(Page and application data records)
[Start of Attachment]
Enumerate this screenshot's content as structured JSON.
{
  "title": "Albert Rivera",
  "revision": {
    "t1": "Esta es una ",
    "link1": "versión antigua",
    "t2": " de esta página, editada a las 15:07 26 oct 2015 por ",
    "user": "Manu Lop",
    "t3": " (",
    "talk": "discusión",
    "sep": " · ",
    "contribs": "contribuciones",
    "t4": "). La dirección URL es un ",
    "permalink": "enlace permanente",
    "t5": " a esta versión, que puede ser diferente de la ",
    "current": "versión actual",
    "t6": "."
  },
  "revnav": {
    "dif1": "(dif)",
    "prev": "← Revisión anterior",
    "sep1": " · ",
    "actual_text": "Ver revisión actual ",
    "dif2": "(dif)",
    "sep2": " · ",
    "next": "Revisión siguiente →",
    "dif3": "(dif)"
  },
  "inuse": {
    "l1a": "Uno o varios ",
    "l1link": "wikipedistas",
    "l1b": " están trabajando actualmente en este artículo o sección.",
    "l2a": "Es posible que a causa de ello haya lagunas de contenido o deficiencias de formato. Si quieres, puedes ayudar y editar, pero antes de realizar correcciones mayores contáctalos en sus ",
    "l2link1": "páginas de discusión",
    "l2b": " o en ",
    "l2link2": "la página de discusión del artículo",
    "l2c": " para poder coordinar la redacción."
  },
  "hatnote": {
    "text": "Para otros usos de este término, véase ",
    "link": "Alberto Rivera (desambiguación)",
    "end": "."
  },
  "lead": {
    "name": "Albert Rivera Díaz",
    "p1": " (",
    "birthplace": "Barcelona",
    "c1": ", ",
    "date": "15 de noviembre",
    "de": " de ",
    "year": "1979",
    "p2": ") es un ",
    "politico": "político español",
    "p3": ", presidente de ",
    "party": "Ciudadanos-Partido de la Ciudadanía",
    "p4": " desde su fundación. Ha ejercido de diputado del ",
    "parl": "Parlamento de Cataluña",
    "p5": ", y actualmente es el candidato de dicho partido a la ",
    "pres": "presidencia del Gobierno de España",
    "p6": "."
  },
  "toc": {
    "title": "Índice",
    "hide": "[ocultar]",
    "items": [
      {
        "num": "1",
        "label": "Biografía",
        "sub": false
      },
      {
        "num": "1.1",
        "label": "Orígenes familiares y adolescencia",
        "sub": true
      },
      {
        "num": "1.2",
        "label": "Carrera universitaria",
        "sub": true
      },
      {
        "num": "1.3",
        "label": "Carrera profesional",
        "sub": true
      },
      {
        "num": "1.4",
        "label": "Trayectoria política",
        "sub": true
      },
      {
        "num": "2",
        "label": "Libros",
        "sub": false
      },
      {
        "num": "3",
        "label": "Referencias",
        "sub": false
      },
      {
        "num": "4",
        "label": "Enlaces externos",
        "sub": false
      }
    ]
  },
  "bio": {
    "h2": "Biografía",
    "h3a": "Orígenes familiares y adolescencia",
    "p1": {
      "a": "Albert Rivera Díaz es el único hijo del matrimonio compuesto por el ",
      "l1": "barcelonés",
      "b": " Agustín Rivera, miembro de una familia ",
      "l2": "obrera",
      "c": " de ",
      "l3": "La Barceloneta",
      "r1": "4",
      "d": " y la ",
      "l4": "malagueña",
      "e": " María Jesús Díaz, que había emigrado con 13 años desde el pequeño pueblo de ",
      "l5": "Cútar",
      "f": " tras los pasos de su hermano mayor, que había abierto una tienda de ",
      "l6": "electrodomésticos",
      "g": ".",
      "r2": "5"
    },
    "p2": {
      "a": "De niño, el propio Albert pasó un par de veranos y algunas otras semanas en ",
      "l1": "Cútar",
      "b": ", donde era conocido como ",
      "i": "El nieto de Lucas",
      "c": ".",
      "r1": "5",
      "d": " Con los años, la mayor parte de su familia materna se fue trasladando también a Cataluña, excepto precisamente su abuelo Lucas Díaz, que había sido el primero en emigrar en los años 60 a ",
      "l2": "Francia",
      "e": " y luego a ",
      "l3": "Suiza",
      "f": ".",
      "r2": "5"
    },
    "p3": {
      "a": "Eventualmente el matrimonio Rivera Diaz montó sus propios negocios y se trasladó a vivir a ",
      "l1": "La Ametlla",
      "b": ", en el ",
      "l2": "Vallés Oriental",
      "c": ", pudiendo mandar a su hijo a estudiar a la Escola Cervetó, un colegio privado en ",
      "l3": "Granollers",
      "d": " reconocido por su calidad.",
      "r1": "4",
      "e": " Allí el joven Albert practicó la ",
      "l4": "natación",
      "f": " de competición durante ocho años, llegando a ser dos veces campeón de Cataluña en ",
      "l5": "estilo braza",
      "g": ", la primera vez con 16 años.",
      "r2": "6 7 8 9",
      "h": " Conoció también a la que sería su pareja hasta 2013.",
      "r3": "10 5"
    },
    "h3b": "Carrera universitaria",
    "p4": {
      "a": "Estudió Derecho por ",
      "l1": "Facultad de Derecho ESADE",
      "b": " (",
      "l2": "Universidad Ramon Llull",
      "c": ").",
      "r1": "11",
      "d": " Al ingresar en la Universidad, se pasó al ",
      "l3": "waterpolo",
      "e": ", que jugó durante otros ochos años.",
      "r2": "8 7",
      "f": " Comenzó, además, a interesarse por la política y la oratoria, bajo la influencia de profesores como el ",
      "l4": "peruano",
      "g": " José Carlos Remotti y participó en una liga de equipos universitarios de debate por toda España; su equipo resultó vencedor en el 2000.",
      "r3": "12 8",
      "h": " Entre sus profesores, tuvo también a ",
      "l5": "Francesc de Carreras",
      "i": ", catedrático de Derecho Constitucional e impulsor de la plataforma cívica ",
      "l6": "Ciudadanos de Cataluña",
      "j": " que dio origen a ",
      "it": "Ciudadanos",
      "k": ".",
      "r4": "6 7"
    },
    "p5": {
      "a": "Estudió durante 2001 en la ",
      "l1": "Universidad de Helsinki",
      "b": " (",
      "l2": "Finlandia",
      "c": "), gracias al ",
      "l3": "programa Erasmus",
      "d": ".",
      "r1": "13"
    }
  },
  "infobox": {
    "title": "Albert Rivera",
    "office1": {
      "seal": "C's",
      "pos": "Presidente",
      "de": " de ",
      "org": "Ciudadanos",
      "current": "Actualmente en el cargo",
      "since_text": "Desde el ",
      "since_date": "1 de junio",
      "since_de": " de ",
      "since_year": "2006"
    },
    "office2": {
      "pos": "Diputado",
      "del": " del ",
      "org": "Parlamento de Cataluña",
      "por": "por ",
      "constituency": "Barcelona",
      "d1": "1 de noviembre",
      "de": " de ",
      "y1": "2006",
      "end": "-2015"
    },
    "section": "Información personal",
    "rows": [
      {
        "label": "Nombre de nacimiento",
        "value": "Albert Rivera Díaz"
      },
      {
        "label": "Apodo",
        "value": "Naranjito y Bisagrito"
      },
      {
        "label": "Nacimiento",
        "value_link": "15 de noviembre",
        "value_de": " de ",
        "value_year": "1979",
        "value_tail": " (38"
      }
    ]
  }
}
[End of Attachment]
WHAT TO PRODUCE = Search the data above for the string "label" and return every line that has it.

ANSWER SECTION =
        "label": "Biografía",
        "label": "Orígenes familiares y adolescencia",
        "label": "Carrera universitaria",
        "label": "Carrera profesional",
        "label": "Trayectoria política",
        "label": "Libros",
        "label": "Referencias",
        "label": "Enlaces externos",
        "label": "Nombre de nacimiento",
        "label": "Apodo",
        "label": "Nacimiento",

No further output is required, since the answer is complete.